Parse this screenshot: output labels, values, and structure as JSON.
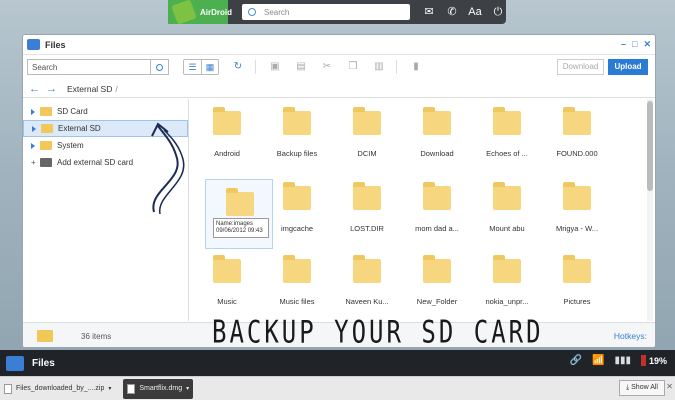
{
  "topbar": {
    "brand": "AirDroid",
    "search_placeholder": "Search",
    "icons": [
      "mail-icon",
      "phone-icon",
      "text-icon",
      "power-icon"
    ]
  },
  "window": {
    "title": "Files",
    "controls": [
      "minimize-icon",
      "maximize-icon",
      "close-icon"
    ],
    "toolbar": {
      "search_placeholder": "Search",
      "download_label": "Download",
      "upload_label": "Upload"
    },
    "breadcrumb": {
      "path": "External SD",
      "separator": "/"
    },
    "sidebar": [
      {
        "label": "SD Card",
        "kind": "folder"
      },
      {
        "label": "External SD",
        "kind": "folder",
        "selected": true
      },
      {
        "label": "System",
        "kind": "folder"
      },
      {
        "label": "Add external SD card",
        "kind": "add"
      }
    ],
    "files": [
      "Android",
      "Backup files",
      "DCIM",
      "Download",
      "Echoes of ...",
      "FOUND.000",
      "",
      "imgcache",
      "LOST.DIR",
      "mom dad a...",
      "Mount abu",
      "Mrigya - W...",
      "Music",
      "Music files",
      "Naveen Ku...",
      "New_Folder",
      "nokia_unpr...",
      "Pictures"
    ],
    "tooltip": {
      "name": "Name:images",
      "date": "09/06/2012 09:43"
    },
    "status": {
      "count": "36 items",
      "hotkeys": "Hotkeys:"
    }
  },
  "overlay_caption": "BACKUP YOUR SD CARD",
  "taskbar": {
    "app": "Files",
    "battery": "19%"
  },
  "downloads": {
    "item1": "Files_downloaded_by_....zip",
    "item2": "Smartflix.dmg",
    "show_all": "Show All"
  },
  "colors": {
    "accent": "#2a7bd6",
    "folder": "#f6d77f",
    "taskbar": "#202428"
  }
}
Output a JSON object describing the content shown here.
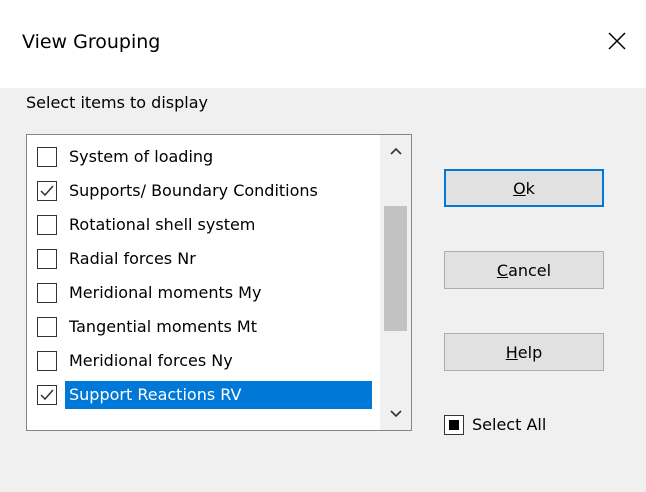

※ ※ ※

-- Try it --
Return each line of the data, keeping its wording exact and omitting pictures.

-- Your solution --
Parse this screenshot: output labels, values, and structure as JSON.
{
  "topbar": {
    "brand": "AirDroid",
    "search_placeholder": "Search",
    "icons": [
      "mail-icon",
      "phone-icon",
      "text-icon",
      "power-icon"
    ]
  },
  "window": {
    "title": "Files",
    "controls": [
      "minimize-icon",
      "maximize-icon",
      "close-icon"
    ],
    "toolbar": {
      "search_placeholder": "Search",
      "download_label": "Download",
      "upload_label": "Upload"
    },
    "breadcrumb": {
      "path": "External SD",
      "separator": "/"
    },
    "sidebar": [
      {
        "label": "SD Card",
        "kind": "folder"
      },
      {
        "label": "External SD",
        "kind": "folder",
        "selected": true
      },
      {
        "label": "System",
        "kind": "folder"
      },
      {
        "label": "Add external SD card",
        "kind": "add"
      }
    ],
    "files": [
      "Android",
      "Backup files",
      "DCIM",
      "Download",
      "Echoes of ...",
      "FOUND.000",
      "",
      "imgcache",
      "LOST.DIR",
      "mom dad a...",
      "Mount abu",
      "Mrigya - W...",
      "Music",
      "Music files",
      "Naveen Ku...",
      "New_Folder",
      "nokia_unpr...",
      "Pictures"
    ],
    "tooltip": {
      "name": "Name:images",
      "date": "09/06/2012 09:43"
    },
    "status": {
      "count": "36 items",
      "hotkeys": "Hotkeys:"
    }
  },
  "overlay_caption": "BACKUP YOUR SD CARD",
  "taskbar": {
    "app": "Files",
    "battery": "19%"
  },
  "downloads": {
    "item1": "Files_downloaded_by_....zip",
    "item2": "Smartflix.dmg",
    "show_all": "Show All"
  },
  "colors": {
    "accent": "#2a7bd6",
    "folder": "#f6d77f",
    "taskbar": "#202428"
  }
}
Output a JSON object describing the content shown here.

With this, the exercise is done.